Problem description ▸
Set the entries down again exactly; none may be skipped.
-------- Dataset excerpts
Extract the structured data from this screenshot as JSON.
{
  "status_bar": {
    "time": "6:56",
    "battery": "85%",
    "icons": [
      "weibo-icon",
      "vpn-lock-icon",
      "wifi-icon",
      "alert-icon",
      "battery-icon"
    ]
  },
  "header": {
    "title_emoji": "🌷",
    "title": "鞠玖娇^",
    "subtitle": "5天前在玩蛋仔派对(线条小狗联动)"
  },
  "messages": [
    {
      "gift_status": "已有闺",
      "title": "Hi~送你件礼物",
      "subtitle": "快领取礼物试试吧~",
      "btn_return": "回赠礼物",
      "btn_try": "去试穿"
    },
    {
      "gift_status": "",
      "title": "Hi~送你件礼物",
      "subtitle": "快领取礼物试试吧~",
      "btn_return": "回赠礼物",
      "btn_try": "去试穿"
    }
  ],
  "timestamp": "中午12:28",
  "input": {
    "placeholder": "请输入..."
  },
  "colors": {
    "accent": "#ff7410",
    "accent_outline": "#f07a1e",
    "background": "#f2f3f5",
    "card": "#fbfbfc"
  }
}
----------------
Written response ▸
Extract the structured data from this screenshot as JSON.
{
  "status_bar": {
    "time": "6:56",
    "battery": "85%",
    "icons": [
      "weibo-icon",
      "vpn-lock-icon",
      "wifi-icon",
      "alert-icon",
      "battery-icon"
    ]
  },
  "header": {
    "title_emoji": "🌷",
    "title": "鞠玖娇^",
    "subtitle": "5天前在玩蛋仔派对(线条小狗联动)"
  },
  "messages": [
    {
      "gift_status": "已有闺",
      "title": "Hi~送你件礼物",
      "subtitle": "快领取礼物试试吧~",
      "btn_return": "回赠礼物",
      "btn_try": "去试穿"
    },
    {
      "gift_status": "",
      "title": "Hi~送你件礼物",
      "subtitle": "快领取礼物试试吧~",
      "btn_return": "回赠礼物",
      "btn_try": "去试穿"
    }
  ],
  "timestamp": "中午12:28",
  "input": {
    "placeholder": "请输入..."
  },
  "colors": {
    "accent": "#ff7410",
    "accent_outline": "#f07a1e",
    "background": "#f2f3f5",
    "card": "#fbfbfc"
  }
}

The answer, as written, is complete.